FORMER Coventry captain Greg Hancock has announced his retirement from the sport at the age of 49.
Greg, who was a four-time World Champion, was also a hugely popular figure at Brandon where he spent a five-year stint between 1997-2001, the first of which saw him also take his maiden individual title.
His last racing appearance at the venue came in the 2012 Brandonapolis, the season after he clinched his second World crown. Further World titles followed in 2014 and 2016 in what was a stellar career virtually unmatched in longevity.
The announcement was made by the Speedway Grand Prix organisers, as they confirmed Hancock would not be taking up his place in the 2020 World Championship:
FOUR-TIME WORLD CHAMPION HANCOCK ANNOUNCES RETIREMENT AFTER ILLUSTRIOUS CAREER
Greg Hancock, the four-time world speedway champion, has announced his retirement after a glittering career which marks him out as one of the greats of the sport.
The decision to retire to spend more time with his family means that the Californian will not compete in the FIM Speedway Grand Prix series in 2020.
The announcement follows Hancock’s withdrawal from the FIM Speedway Grand Prix series of 2019.
“Over the last 12 months of missing a full racing season, I've had much time to reflect on my amazing career. Racing at the highest level, winning four World Championships, Team and Pairs World Championships amongst many domestic league championships, were amongst the most challenging and successful times of my life to date,” Hancock said.

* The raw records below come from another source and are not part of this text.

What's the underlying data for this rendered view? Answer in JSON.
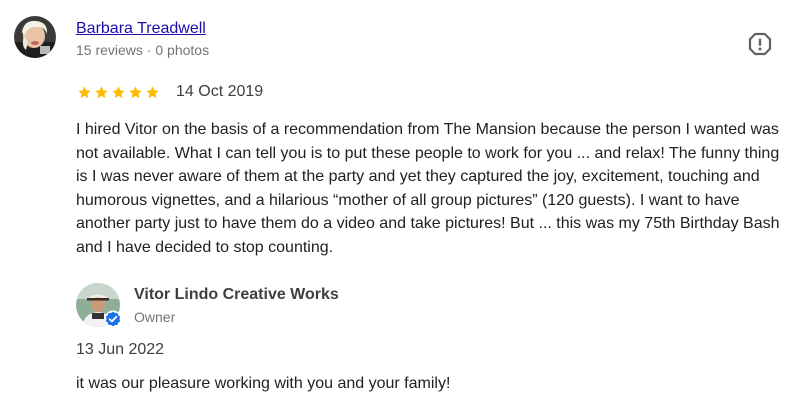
{
  "reviewer": {
    "name": "Barbara Treadwell",
    "meta": "15 reviews · 0 photos"
  },
  "review": {
    "rating": 5,
    "max_rating": 5,
    "date": "14 Oct 2019",
    "text": "I hired Vitor on the basis of a recommendation from The Mansion because the person I wanted was not available. What I can tell you is to put these people to work for you ... and relax! The funny thing is I was never aware of them at the party and yet they captured the joy, excitement, touching and humorous vignettes, and a hilarious “mother of all group pictures” (120 guests). I want to have another party just to have them do a video and take pictures! But ... this was my 75th Birthday Bash and I have decided to stop counting."
  },
  "owner_reply": {
    "name": "Vitor Lindo Creative Works",
    "role": "Owner",
    "date": "13 Jun 2022",
    "text": "it was our pleasure working with you and your family!"
  },
  "icons": {
    "flag": "report-review-icon",
    "star": "star-icon",
    "verified": "verified-badge-icon"
  },
  "colors": {
    "link": "#1a0dab",
    "star": "#fbbc04",
    "verified": "#1a73e8",
    "muted": "#70757a"
  }
}
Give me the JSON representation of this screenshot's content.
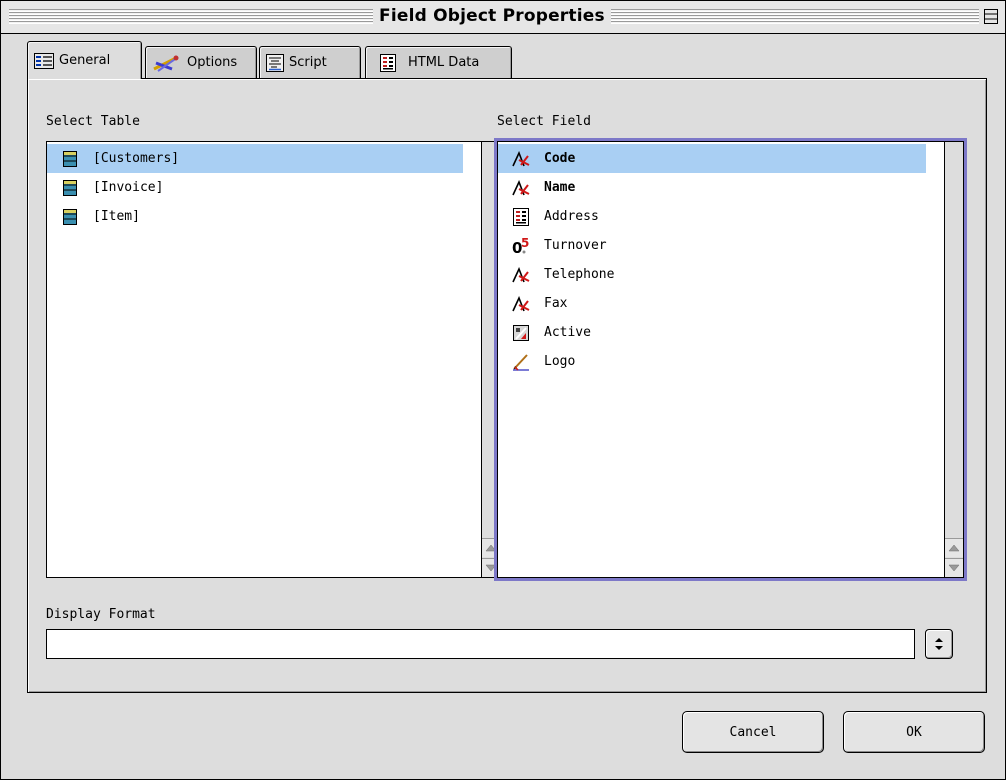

“This last year taking care of my wife and family became life-changing in many ways and put life into a new perspective. I am pleased with my racing achievements and believe it is time to move on to a new chapter. As difficult as it is to make a decision like this, it is the right one.
“Although I am stepping away from the racing part, I do not plan to exit the scene. I have plans that will keep me close to the sport and we’ll see where that goes in the weeks ahead.”
Hancock, 49, is the only rider who has been part of the SGP line-up every year since the series was launched in 1995. Up until September 2014, he raced in each and every SGP event staged – an unbroken run of 177 appearances.
He has made 218 SGP appearances in total and scored 2,655 points from 1,248 heats – both records. Two more records he holds are the most heat wins at 455 and his 92 SGP final appearances.
One of his most notable feats was winning his first world title in 1997 and claiming his second in 2011 – 14 years later.
The longest break between title wins was previously seven years. He also won three of his titles after turning 40, making him the oldest champion ever.
Paul Bellamy, Senior Vice President of Motorsports Events at IMG, praised Hancock’s contribution to the sport.
“Greg has been an incredible servant and a wonderful ambassador for the sport of speedway on and off the track over many years. He leaves a massive legacy for speedway globally,” he said.
“Not only was Greg an outstanding competitor, underlined by his four world titles and numerous national and international honours, he is a fan favourite the world over and a role model for riders coming through the ranks. He is also a thoroughly nice man who has been unstinting in his efforts to give back to the sport.
“We wish Greg, his wife Jennie and the family all the best for the future.”
Armando Castagna, the FIM Track Racing Commission director, added: “Greg Hancock’s retirement is a big shock for the speedway world and he will be missed a lot by everyone.
“The FIM understands and supports the reasons for his announcement and we are close to him and his family in this hard decision.
“I'm sure Greg will not leave the speedway world completely and I'm also sure that he will remain involved in track racing.
“His experience, knowledge, charisma and advice will be welcome, in any position he will take in the future inside the sport. As a personal friend, I wish him all the very best for the future.”